They are the cheapest and most convenient mode of transportation. Buses also run till the early hours of the morning.
Two major bus stations can be found in a tunnel beneath Taksim Square and a parking lot at Eminönü near the ferry ports.
In Istanbul, there are two types of buses: regular and fast metro buses. This bus can also take you from the European side to the Asian side.
Six Metrobus routes run in their highway lanes, however, they largely service outlying residential and commercial districts rather than the city center.
The metro is a quick, dependable, and inexpensive way to move about; but, stops are far apart and not very well positioned for sightseeing.

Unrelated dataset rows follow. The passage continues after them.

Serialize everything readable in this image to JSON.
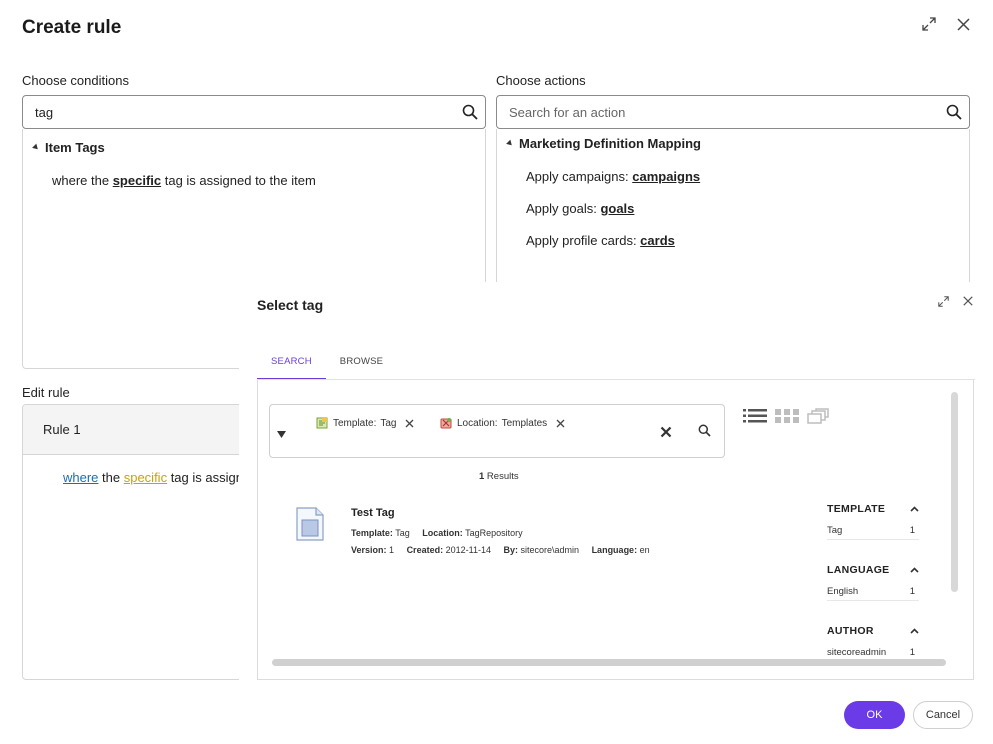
{
  "dialog": {
    "title": "Create rule"
  },
  "conditions": {
    "label": "Choose conditions",
    "search_value": "tag",
    "group": "Item Tags",
    "row": {
      "before": "where the ",
      "link": "specific",
      "after": " tag is assigned to the item"
    }
  },
  "actions": {
    "label": "Choose actions",
    "search_placeholder": "Search for an action",
    "group": "Marketing Definition Mapping",
    "items": [
      {
        "prefix": "Apply campaigns: ",
        "link": "campaigns"
      },
      {
        "prefix": "Apply goals: ",
        "link": "goals"
      },
      {
        "prefix": "Apply profile cards: ",
        "link": "cards"
      }
    ]
  },
  "edit_rule": {
    "label": "Edit rule",
    "rule_name": "Rule 1",
    "kw_where": "where",
    "text_the": " the ",
    "kw_specific": "specific",
    "text_rest": " tag is assigne"
  },
  "select_tag": {
    "title": "Select tag",
    "tabs": [
      "SEARCH",
      "BROWSE"
    ],
    "chips": [
      {
        "key": "Template:",
        "value": "Tag"
      },
      {
        "key": "Location:",
        "value": "Templates"
      }
    ],
    "results_count": "1",
    "results_label": " Results",
    "result": {
      "title": "Test Tag",
      "template_label": "Template:",
      "template_value": "Tag",
      "location_label": "Location:",
      "location_value": "TagRepository",
      "version_label": "Version:",
      "version_value": "1",
      "created_label": "Created:",
      "created_value": "2012-11-14",
      "by_label": "By:",
      "by_value": "sitecore\\admin",
      "language_label": "Language:",
      "language_value": "en"
    },
    "facets": [
      {
        "title": "TEMPLATE",
        "name": "Tag",
        "count": "1"
      },
      {
        "title": "LANGUAGE",
        "name": "English",
        "count": "1"
      },
      {
        "title": "AUTHOR",
        "name": "sitecoreadmin",
        "count": "1"
      }
    ]
  },
  "footer": {
    "ok": "OK",
    "cancel": "Cancel"
  },
  "colors": {
    "accent": "#6c3be8",
    "link_blue": "#1a6fb0",
    "link_yellow": "#c9a010"
  }
}
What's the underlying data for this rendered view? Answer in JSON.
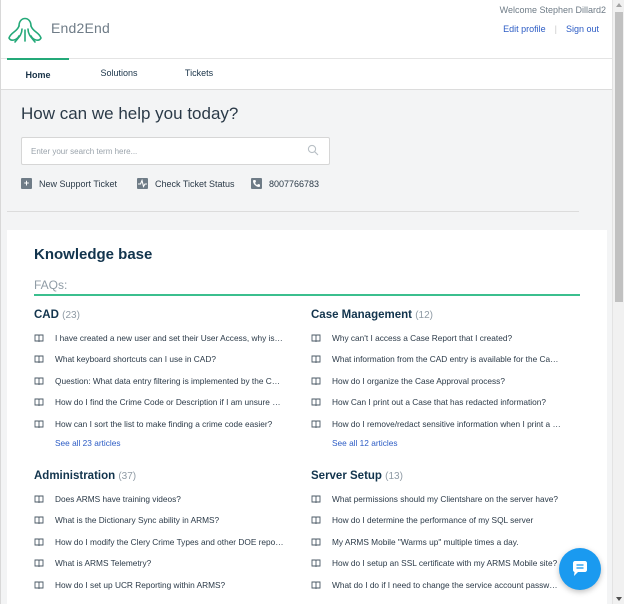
{
  "brand": {
    "name": "End2End",
    "accent": "#24a979",
    "link": "#2c5cc5"
  },
  "user": {
    "welcome": "Welcome Stephen Dillard2",
    "edit_profile": "Edit profile",
    "sign_out": "Sign out"
  },
  "nav": {
    "tabs": [
      {
        "label": "Home",
        "active": true
      },
      {
        "label": "Solutions"
      },
      {
        "label": "Tickets"
      }
    ]
  },
  "hero": {
    "title": "How can we help you today?",
    "search_placeholder": "Enter your search term here...",
    "quick_links": [
      {
        "label": "New Support Ticket",
        "icon": "plus-icon"
      },
      {
        "label": "Check Ticket Status",
        "icon": "activity-icon"
      },
      {
        "label": "8007766783",
        "icon": "phone-icon"
      }
    ]
  },
  "kb": {
    "title": "Knowledge base",
    "faq_label": "FAQs:",
    "sections": [
      {
        "name": "CAD",
        "count": "(23)",
        "articles": [
          "I have created a new user and set their User Access, why is the user not able to log in?",
          "What keyboard shortcuts can I use in CAD?",
          "Question: What data entry filtering is implemented by the CAD system?",
          "How do I find the Crime Code or Description if I am unsure of it?",
          "How can I sort the list to make finding a crime code easier?"
        ],
        "see_all": "See all 23 articles"
      },
      {
        "name": "Case Management",
        "count": "(12)",
        "articles": [
          "Why can't I access a Case Report that I created?",
          "What information from the CAD entry is available for the Case Report?",
          "How do I organize the Case Approval process?",
          "How Can I print out a Case that has redacted information?",
          "How do I remove/redact sensitive information when I print a report?"
        ],
        "see_all": "See all 12 articles"
      },
      {
        "name": "Administration",
        "count": "(37)",
        "articles": [
          "Does ARMS have training videos?",
          "What is the Dictionary Sync ability in ARMS?",
          "How do I modify the Clery Crime Types and other DOE reporting fields?",
          "What is ARMS Telemetry?",
          "How do I set up UCR Reporting within ARMS?"
        ]
      },
      {
        "name": "Server Setup",
        "count": "(13)",
        "articles": [
          "What permissions should my Clientshare on the server have?",
          "How do I determine the performance of my SQL server",
          "My ARMS Mobile \"Warms up\" multiple times a day.",
          "How do I setup an SSL certificate with my ARMS Mobile site?",
          "What do I do if I need to change the service account password?"
        ]
      }
    ]
  }
}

Metro Istanbul has six lines, the majority of which serve the city's European side. The Metro operates from 6.15 a.m. until midnight.
The M2 between Hacıosman and Yenikapı, which goes through the business and retail districts of Levent, Taksim Square, and Şişhane in Beyoğlu, as well as over the Golden Horn, is likely to be used by the majority of tourists.
The Yenikapi-Atatürk Havalimani (M1A) bus runs between the airport and the central bus hub (Otogar). The Marmaray, a distinct underground rail system, links with the metro at Yenikapı and travels under the Bosphorus in a tube to Kadıköy on the Asian side.
The last service departs at midnight.
The T1, which begins at the Kabataş ferry terminal and travels across the Galata Bridge and through the landmarks of Sultanahmet, is the most likely to be used by visitors among Istanbul's four new tram lines.
Along the Golden Horn, there is also a tram (T5) that stops in the vibrant communities of Fener, Balat, and Eyüp.
The T3 tram runs through Kadıköy which is on the Asian side.
The breathtaking scenery makes a trip on one of Istanbul's ferries an excursion in and of itself. Boats cross the Bosphorus regularly between Eminönü, Karaköy, Kabataş, and Beşiktaş (on the European side), and Kadıköy and Üsküdar (on the Asian side).
Ferries sail every hour or so along the Golden Horn, every few hours to the Princes' Islands, and more sometimes up and down the Bosphorus.
While ferries may get pretty crowded, they're rarely overcrowded, making them a more comfortable method to cross the water.
The last service leaves at 11 p.m.